How to Manage Pests
Pests in Gardens and Landscapes
Damping off and root dieback—Pythium spp.
Carrots infected with the Pythium fungus fail to emerge, or they fall over and die soon after
emerging. Stems usually have a dark, shriveled portion at the soil line. Pythium spp. may also
cause root dieback of carrots by producing excessively branched or stubbed roots. The fungus kills young
tap roots less than 2 weeks after seed germination, reducing root length and/or stimulating multiple root
Pythium is spread
in water and soil. Very wet soil conditions favor the disease.
Plant in light soils such as sandy loam. Maintain uniform
soil moisture at seed depth until seedlings emerge. Avoid
planting during high temperatures and keep soil as cool as possible when the weather is warm. Be sure seeds are
not planted too
deep. Protect soil surface from rain or sprinklers. Avoid overwatering and provide good
For more information, see the Damping-off
Diseases in the Garden Pest Note.

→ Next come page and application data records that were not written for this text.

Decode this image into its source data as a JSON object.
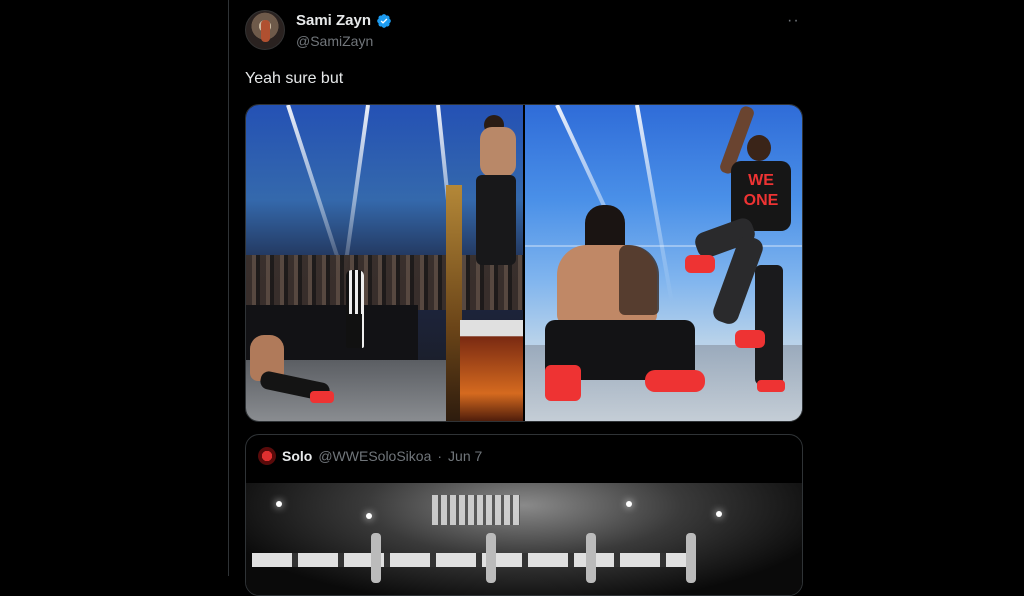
{
  "tweet": {
    "author_name": "Sami Zayn",
    "author_handle": "@SamiZayn",
    "verified": true,
    "text": "Yeah sure but",
    "more_icon": "more-horizontal-icon",
    "media": [
      {
        "description_icon": "photo"
      },
      {
        "description_icon": "photo",
        "shirt_text": "WE\nONE"
      }
    ]
  },
  "quoted_tweet": {
    "author_name": "Solo",
    "author_handle": "@WWESoloSikoa",
    "separator": "·",
    "date": "Jun 7"
  },
  "colors": {
    "background": "#000000",
    "text_primary": "#e7e9ea",
    "text_secondary": "#71767b",
    "border": "#2f3336",
    "verified_blue": "#1d9bf0"
  }
}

Roots of young carrot plants damaged by Pythium compared with healthy plant